Theatre review: Request Programme

A devastating portrait of existential loneliness.

This performance exists at the overlapping of a Venn diagram of theatre and performance art: the audience is a deeply voyeuristic witness to a grinding ritual that seeks to perform a dark exorcism of Late Capital. Which is a bold statement, but the understated weirdness of this strange, tense work demands magnification to really get to grips with its subtle yet harrowing thesis.

The performance was staged in Detached, former home of Hobart’s sole newspaper, The Mercury. It’s now an amorphous and mutating cultural centre that houses a fabled art collection, and in which exhibitions, concerts and performance works like Request Programme take place.

It’s not a theatre: everything necessary for a theatrical performance must be brought in; every bit of necessary infrastructure has to be built. This essentially means a set can be purpose-built specifically for one play, and here is an extraordinary meticulous set, with the audience on three of four sides. It’s a convincing depiction of a small bedsit apartment: there’s even running water.

The complex realism is necessary because an audience must understand they not are watching a conventional play – they are staring through the walls into a solitary life. 

Jane Longhurst is an actor of demonstrated and convincing talent who has, over a period of some years, delved into the one person show; last year she gave an impressive and tough performance of Beckett’s Happy Days. Longhurst likes a challenge, and here she gives us a performance with no dialogue. The single character arrives home, gets changed, watches TV, turns off the TV and listens to a music request show on the radio, has a meagre dinner, works on sewing a quilt, goes to the toilet twice, washes up the dishes, stares at herself in a mirror, goes to bed and considers taking an overdose. 

Spoiler alert. 

It’s obvious from the outset that something like this will occur, and it doesn’t lessen the weight of the slow-landing blow when the quiet and appalling moment of ideation arrives.

Longhurst performs this action – counting pills to see if there’s enough to accomplish the outcome – with the same rigid determination to get the task completed she has established throughout the performance. It’s near-banal, and like everything that has led to that occurrence, it could be something that she does every day: that contemplating ending her life is something this character lives with, endlessly, until finally the dark night where the step is taken arrives.

It’s utterly chilling. How does someone live like this?

The answer is that it’s likely a lot of people do. A lot of people do their job, make someone else rich, and go home to a few hours of lonely pointlessness that they fill up with control and ritual until they sleep for a time only to get up and do everything again. This is the underbelly of a capitalist society that demands lives of pure function and replaces the need for meaningful human connection with work, transforming everything into labour and rewarding it with unfulfilling consumption. 

Read: Book review: Denizen, James McKenzie Watson

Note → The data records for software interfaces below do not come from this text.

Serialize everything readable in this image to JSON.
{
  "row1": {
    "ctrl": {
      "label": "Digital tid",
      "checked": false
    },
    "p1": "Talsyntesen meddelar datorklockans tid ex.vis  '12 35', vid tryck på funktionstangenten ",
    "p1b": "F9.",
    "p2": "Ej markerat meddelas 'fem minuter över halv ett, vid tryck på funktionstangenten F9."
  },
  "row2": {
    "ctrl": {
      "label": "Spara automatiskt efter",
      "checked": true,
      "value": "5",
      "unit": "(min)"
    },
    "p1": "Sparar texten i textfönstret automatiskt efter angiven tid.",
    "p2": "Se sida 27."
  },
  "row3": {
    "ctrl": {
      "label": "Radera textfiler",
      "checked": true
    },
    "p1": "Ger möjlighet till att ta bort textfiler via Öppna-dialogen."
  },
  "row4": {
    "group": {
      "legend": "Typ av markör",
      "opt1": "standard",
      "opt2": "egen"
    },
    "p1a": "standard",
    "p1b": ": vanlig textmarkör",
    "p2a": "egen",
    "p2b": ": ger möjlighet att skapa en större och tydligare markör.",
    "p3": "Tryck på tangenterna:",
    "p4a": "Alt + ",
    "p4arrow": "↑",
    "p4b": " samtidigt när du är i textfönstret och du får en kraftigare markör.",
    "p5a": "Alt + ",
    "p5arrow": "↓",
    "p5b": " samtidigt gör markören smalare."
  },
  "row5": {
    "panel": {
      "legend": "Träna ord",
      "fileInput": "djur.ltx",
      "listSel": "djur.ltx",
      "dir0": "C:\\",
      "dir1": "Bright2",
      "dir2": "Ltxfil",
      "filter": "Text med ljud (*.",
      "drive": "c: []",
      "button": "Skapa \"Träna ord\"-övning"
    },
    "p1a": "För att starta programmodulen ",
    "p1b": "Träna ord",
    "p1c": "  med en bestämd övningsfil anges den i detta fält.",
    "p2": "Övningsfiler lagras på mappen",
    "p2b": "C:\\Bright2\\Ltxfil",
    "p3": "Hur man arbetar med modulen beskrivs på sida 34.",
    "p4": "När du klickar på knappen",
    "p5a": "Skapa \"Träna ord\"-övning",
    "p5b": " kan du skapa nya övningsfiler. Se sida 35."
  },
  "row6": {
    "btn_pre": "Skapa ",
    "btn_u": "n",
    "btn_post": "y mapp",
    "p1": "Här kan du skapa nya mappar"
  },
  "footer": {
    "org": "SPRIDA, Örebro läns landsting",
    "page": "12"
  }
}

Longhurst is riveting in this role, managing to find a way to make the mundane actions fascinating. It’s a different sort of acting – these are not the fireworks of a thrilling performance, but a stern and dedicated commitment to the overall thesis of the work – the critique of the failing of contemporary life that harshly abandons people and reduces them to their economic output and ability to shop.

Longhurst and director Robert Jarman are not here to impress the audience with pleasing theatrical skill – rather, something is done with this skill. A statement is made. This is art that says something, that expects its audience to think and feel, to be shocked and angered. This is achieved; the work is very successful, the performance subtly magnetic and the staging mesmerising. 

Request Programme by Franz Xaver Kroetz
Translated by Katharina Helm

Detached Gallery, Hobart
Director: Robert Jarman
Lighting Design: Nicholas Higgins 
Sound Design: Jacky Collyer

Stage Manager: Saxon Hornett
Set design: Jon Bowling
Set Build: Paul Colegrave

Performed by Jane Longhurst
With the voice of Christopher Lawrence

Tickets: $45

Request Programme will be performed until 14 August 2022 as part of the part of the Beaker Street Festival.

Andrew Harper is a writer, artist and speaker based in Southern Tasmania. His work has been seen in Artist Profile, Un magazine, RealTime and eyeline. He writes a regular column on visual art for Tas Weekend.